↓ Skip to main content

Adapting HIV patient and program monitoring tools for chronic non-communicable diseases in Ethiopia

Overview of attention for article published in Globalization and Health, June 2016
Altmetric Badge

About this Attention Score

  • Good Attention Score compared to outputs of the same age (71st percentile)

Mentioned by

policy
1 policy source
twitter
2 tweeters

Citations

dimensions_citation
10 Dimensions

Readers on

mendeley
78 Mendeley
You are seeing a free-to-access but limited selection of the activity Altmetric has collected about this research output. Click here to find out more.
Title
Adapting HIV patient and program monitoring tools for chronic non-communicable diseases in Ethiopia
Published in
Globalization and Health, June 2016
DOI 10.1186/s12992-016-0163-y
Pubmed ID
Authors

Mekitew Letebo, Fassil Shiferaw

Abstract

Chronic non-communicable diseases (NCDs) have become a huge public health concern in developing countries. Many resource-poor countries facing this growing epidemic, however, lack systems for an organized and comprehensive response to NCDs. Lack of NCD national policy, strategies, treatment guidelines and surveillance and monitoring systems are features of health systems in many developing countries.

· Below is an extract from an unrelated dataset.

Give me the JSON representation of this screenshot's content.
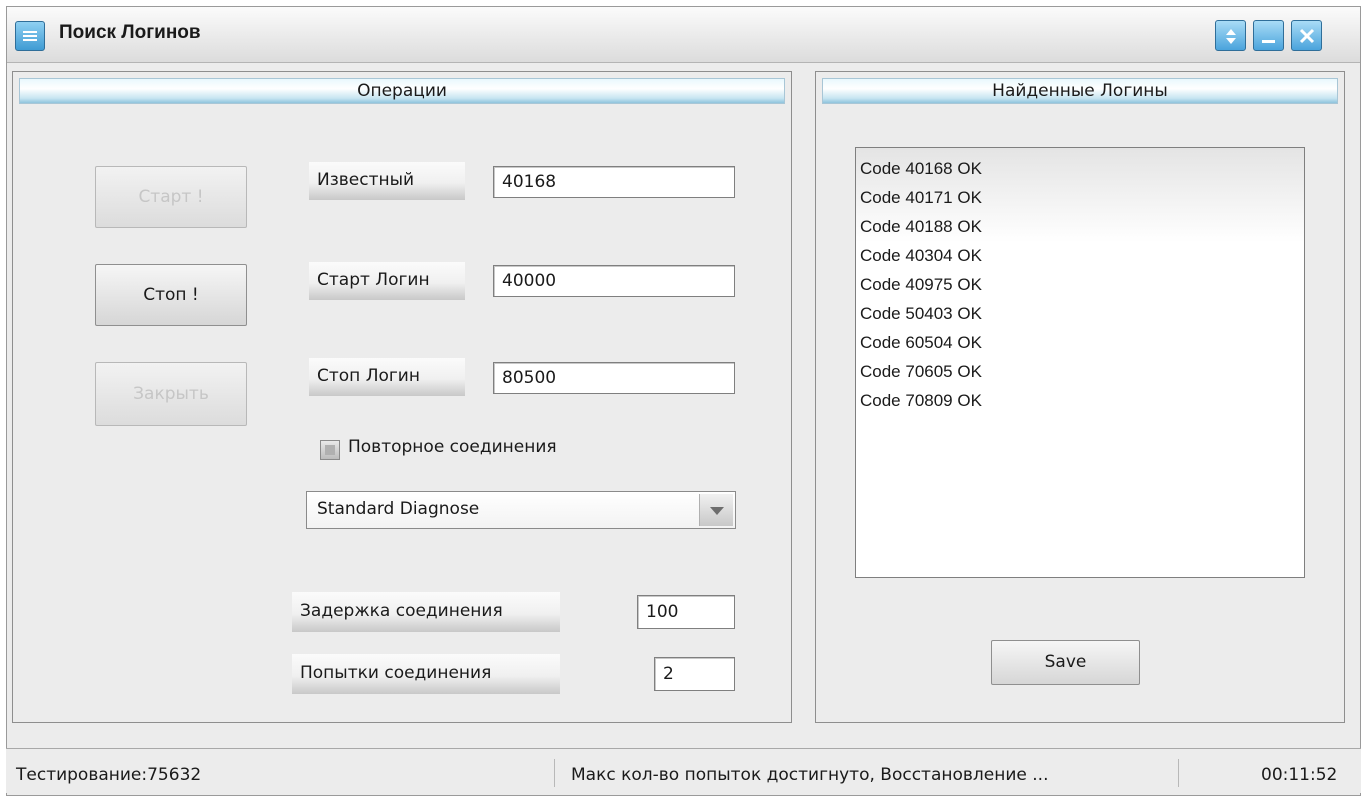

Successfully responding to the problem requires a number of actions by the countries, including developing context-appropriate chronic care models and programs and standardization of patient and program monitoring tools. In this cross-sectional qualitative study we assessed existing monitoring and evaluation (M&E) tools used for NCD services in Ethiopia. Since HIV care and treatment program is the only large-scale chronic care program in the country, we explored the M&E tools being used in the program and analyzed how these tools might be adapted to support NCD services in the country. Document review and in-depth interviews were the main data collection methods used. The interviews were held with health workers and staff involved in data management purposively selected from four health facilities with high HIV and NCD patient load. Thematic analysis was employed to make sense of the data. Our findings indicate the apparent lack of information systems for NCD services, including the absence of standardized patient and program monitoring tools to support the services. We identified several HIV care and treatment patient and program monitoring tools currently being used to facilitate intake process, enrolment, follow up, cohort monitoring, appointment keeping, analysis and reporting. Analysis of how each tool being used for HIV patient and program monitoring can be adapted for supporting NCD services is presented. Given the similarity between HIV care and treatment and NCD services and the huge investment already made to implement standardized tools for HIV care and treatment program, adaptation and use of HIV patient and program monitoring tools for NCD services can improve NCD response in Ethiopia through structuring services, standardizing patient care and treatment, supporting evidence-based planning and providing information on effectiveness of interventions.

Twitter Demographics

The data shown below were collected from the profiles of 2 tweeters who shared this research output. Click here to find out more about how the information was compiled.

Mendeley readers

The data shown below were compiled from readership statistics for 78 Mendeley readers of this research output. Click here to see the associated Mendeley record.

Geographical breakdown

Country Count As %
India 1 1%
Unknown 77 99%

Demographic breakdown

Readers by professional status Count As %
Student > Master 14 18%
Student > Ph. D. Student 9 12%
Researcher 9 12%
Student > Bachelor 6 8%
Lecturer > Senior Lecturer 5 6%
Other 19 24%
Unknown 16 21%
Readers by discipline Count As %
Medicine and Dentistry 19 24%
Nursing and Health Professions 15 19%
Social Sciences 5 6%
Economics, Econometrics and Finance 4 5%
Agricultural and Biological Sciences 3 4%
Other 11 14%
Unknown 21 27%

Attention Score in Context

This research output has an Altmetric Attention Score of 5. This is our high-level measure of the quality and quantity of online attention that it has received. This Attention Score, as well as the ranking and number of research outputs shown below, was calculated when the research output was last mentioned on 01 December 2020.
All research outputs
#4,832,049
of 17,833,983 outputs
Outputs from Globalization and Health
#615
of 912 outputs
Outputs of similar age
#77,538
of 274,525 outputs
Outputs of similar age from Globalization and Health
#1
of 1 outputs
Altmetric has tracked 17,833,983 research outputs across all sources so far. This one has received more attention than most of these and is in the 72nd percentile.
So far Altmetric has tracked 912 research outputs from this source. They typically receive a lot more attention than average, with a mean Attention Score of 19.2. This one is in the 31st percentile – i.e., 31% of its peers scored the same or lower than it.
Older research outputs will score higher simply because they've had more time to accumulate mentions. To account for age we can compare this Altmetric Attention Score to the 274,525 tracked outputs that were published within six weeks on either side of this one in any source. This one has gotten more attention than average, scoring higher than 71% of its contemporaries.
We're also able to compare this research output to 1 others from the same source and published within six weeks on either side of this one. This one has scored higher than all of them